- WORK ORDER -
From the records below, copy out each line that has the word "this".

Component data from apps and pages:

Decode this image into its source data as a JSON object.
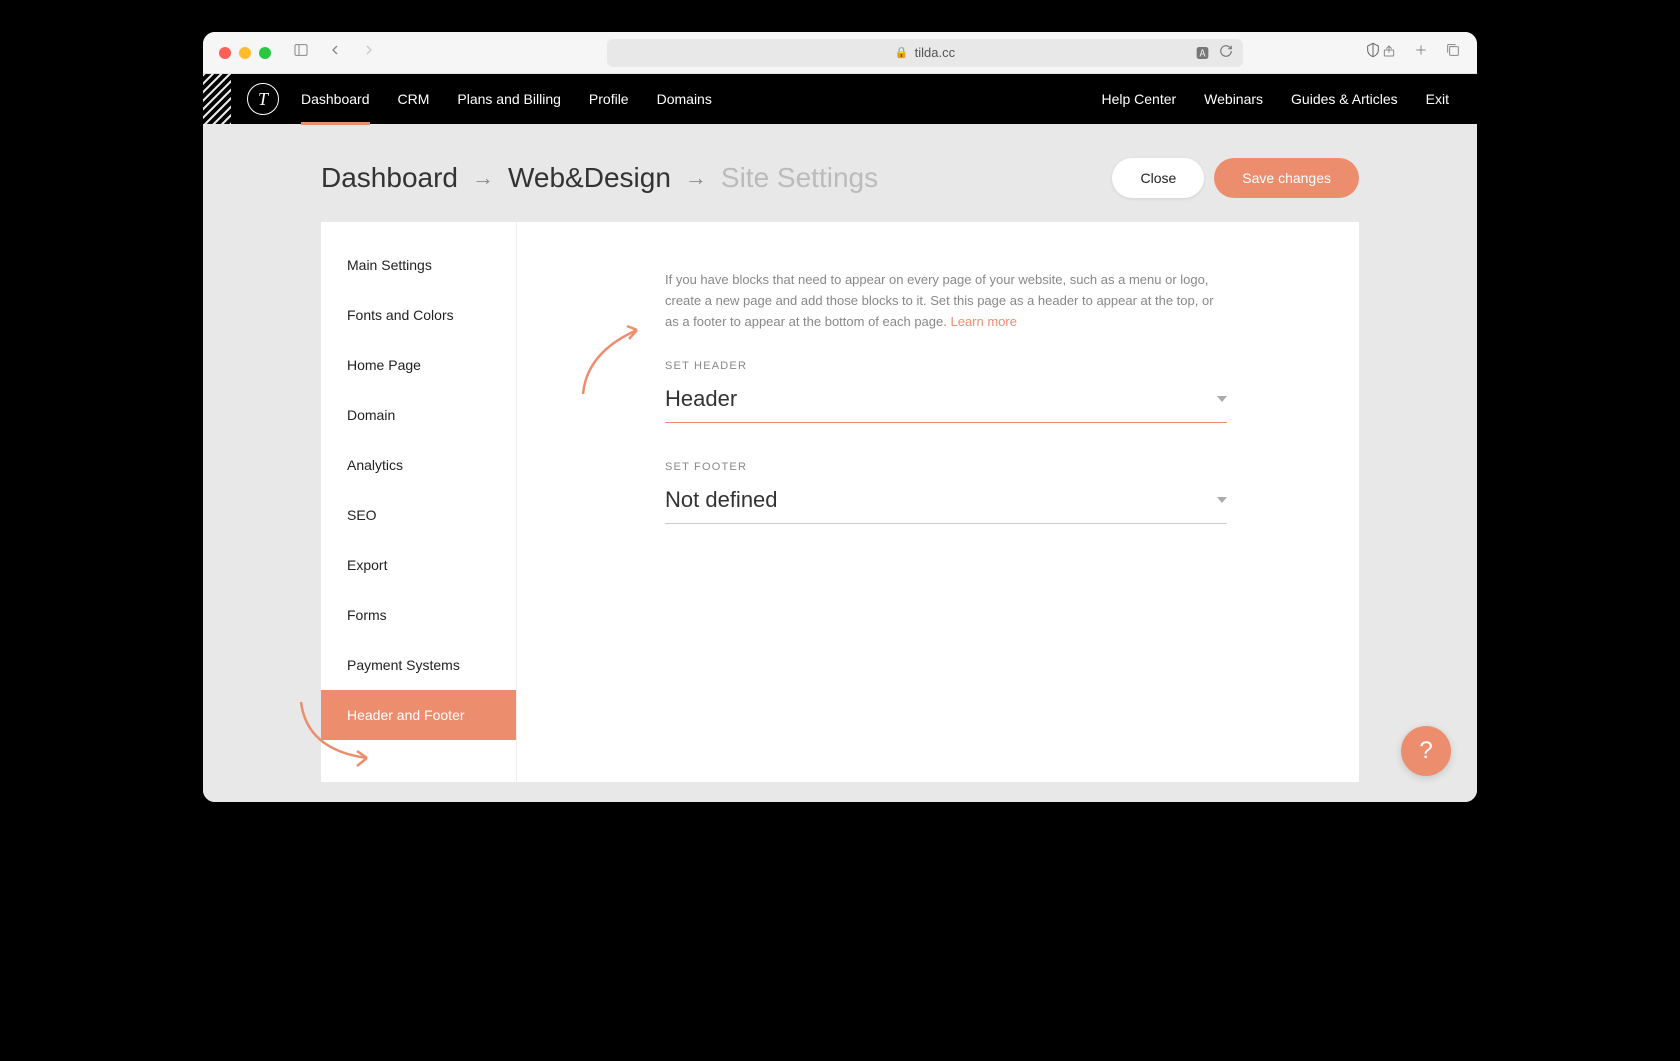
{
  "browser": {
    "url": "tilda.cc"
  },
  "nav": {
    "left": [
      "Dashboard",
      "CRM",
      "Plans and Billing",
      "Profile",
      "Domains"
    ],
    "right": [
      "Help Center",
      "Webinars",
      "Guides & Articles",
      "Exit"
    ],
    "active_index": 0
  },
  "breadcrumbs": {
    "part1": "Dashboard",
    "part2": "Web&Design",
    "part3": "Site Settings"
  },
  "actions": {
    "close": "Close",
    "save": "Save changes"
  },
  "sidebar": {
    "items": [
      "Main Settings",
      "Fonts and Colors",
      "Home Page",
      "Domain",
      "Analytics",
      "SEO",
      "Export",
      "Forms",
      "Payment Systems",
      "Header and Footer"
    ],
    "active_index": 9
  },
  "content": {
    "description": "If you have blocks that need to appear on every page of your website, such as a menu or logo, create a new page and add those blocks to it. Set this page as a header to appear at the top, or as a footer to appear at the bottom of each page. ",
    "learn_more": "Learn more",
    "header_label": "SET HEADER",
    "header_value": "Header",
    "footer_label": "SET FOOTER",
    "footer_value": "Not defined"
  },
  "help_fab": "?"
}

- YOUR SOLUTION -
Decode this image into its source data as a JSON object.
    "description": "If you have blocks that need to appear on every page of your website, such as a menu or logo, create a new page and add those blocks to it. Set this page as a header to appear at the top, or as a footer to appear at the bottom of each page. ",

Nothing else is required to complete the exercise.